Multicentric granular cell tumor of the colon: report of a patient with 52 tumors.
Am J Gastroenterol 88: 1785-7



17
Click to access Pubmed
Sohn DK, Choi HS, Chang YS, Huh JM, Kim DH, Kim DY, Kim YH, Chang HJ, Jung KH, Jeong SY (2004)
Granular cell tumor of colon: report of a case and review of literature.
World J Gastroenterol 10: 2452-4



18
 
Bosman FT, Carneiro F, Hruban RH, Theise ND (Eds.)
WHO Classification of Tumours of the Digestive System.
4th Edition
International Agency for Research on Cancer: Lyon 2010



.



Vulva
ICD-O-3 topography code: C51

Granular cell tumour (GCT) is an unusual, benign or malignant neoplasm characterized by the presence of neoplastic large polygonal cells with granular, eosinophilic cytoplasm which contains abundant lysosomes. This tumour was originally thought to originate from muscle cells and was named granular cell myoblastoma. Subsequent studies have suggested a derivation from Schwann cells.
GCT can arise in any site of the body, including the posterior pituitary gland, skin, oral cavity, esophagus, stomach, heart, mediastinum, and breast, and usually presents as a solitary mass. A minority of patients have multiple tumours. Women are more often affected than men
19
Click to access Pubmed
Ordonez NG (1999)
Granular cell tumor: a review and update.
Adv Anat Pathol 6: 186-203



.



Skin
ICD-O-3 topography code: C44
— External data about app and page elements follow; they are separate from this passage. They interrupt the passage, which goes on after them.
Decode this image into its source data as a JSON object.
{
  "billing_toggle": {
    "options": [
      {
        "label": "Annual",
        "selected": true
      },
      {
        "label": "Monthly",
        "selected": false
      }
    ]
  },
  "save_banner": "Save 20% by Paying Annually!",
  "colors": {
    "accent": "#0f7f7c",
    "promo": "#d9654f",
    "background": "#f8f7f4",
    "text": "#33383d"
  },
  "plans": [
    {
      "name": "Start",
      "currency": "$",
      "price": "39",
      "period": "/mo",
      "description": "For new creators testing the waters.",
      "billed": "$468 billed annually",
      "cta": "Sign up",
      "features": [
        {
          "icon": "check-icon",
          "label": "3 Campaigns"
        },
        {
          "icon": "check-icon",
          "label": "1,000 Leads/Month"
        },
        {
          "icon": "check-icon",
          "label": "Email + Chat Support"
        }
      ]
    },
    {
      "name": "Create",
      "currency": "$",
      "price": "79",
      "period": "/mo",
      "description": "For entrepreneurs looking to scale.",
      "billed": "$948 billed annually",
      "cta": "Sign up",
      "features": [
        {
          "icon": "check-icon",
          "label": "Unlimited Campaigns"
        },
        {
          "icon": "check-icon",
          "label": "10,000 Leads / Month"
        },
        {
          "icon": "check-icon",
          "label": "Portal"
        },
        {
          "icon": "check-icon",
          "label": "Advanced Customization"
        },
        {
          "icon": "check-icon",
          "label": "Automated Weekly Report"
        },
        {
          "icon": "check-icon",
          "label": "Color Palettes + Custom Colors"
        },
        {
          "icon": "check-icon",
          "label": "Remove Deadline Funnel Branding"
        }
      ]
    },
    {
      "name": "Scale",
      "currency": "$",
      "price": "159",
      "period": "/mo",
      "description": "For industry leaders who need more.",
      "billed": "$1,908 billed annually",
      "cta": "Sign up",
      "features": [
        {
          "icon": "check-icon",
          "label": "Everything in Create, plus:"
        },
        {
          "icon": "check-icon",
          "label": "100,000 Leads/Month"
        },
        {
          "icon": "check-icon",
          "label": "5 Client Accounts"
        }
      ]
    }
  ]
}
Granular cell tumour (GCT) is an unusual, benign or malignant neoplasm characterized by the presence of neoplastic large polygonal cells with granular, eosinophilic cytoplasm which contains abundant lysosomes. This tumour was originally thought to originate from muscle cells and was named granular cell myoblastoma. Subsequent studies have suggested a derivation from Schwann cells.
GCT can arise in any site of the body, including the posterior pituitary gland, skin, oral cavity, esophagus, stomach, heart, mediastinum, and breast, and usually presents as a solitary mass. A minority of patients have multiple tumours. Women are more often affected than men
20
Click to access Pubmed
Ordonez NG (1999)
Granular cell tumor: a review and update.
Adv Anat Pathol 6: 186-203



.



Connective, subcutaneous and other soft tissues
ICD-O-3 topography code: C49

An unusual benign or malignant neoplasm characterized by the presence of neoplastic large polygonal cells with granular, eosinophilic cytoplasm which contains abundant lysosomes. It affects females more often than males and usually presents as a solitary mass. A minority of patients have multiple tumors. Granular cell tumours can arise from many anatomic sites including the posterior pituitary gland, skin, oral cavity, esophagus, stomach, heart, mediastinum, and breast.
This tumour was originally thought to originate from muscle cells and was named granular cell myoblastoma. Subsequent studies have suggested a derivation from Schwann cells.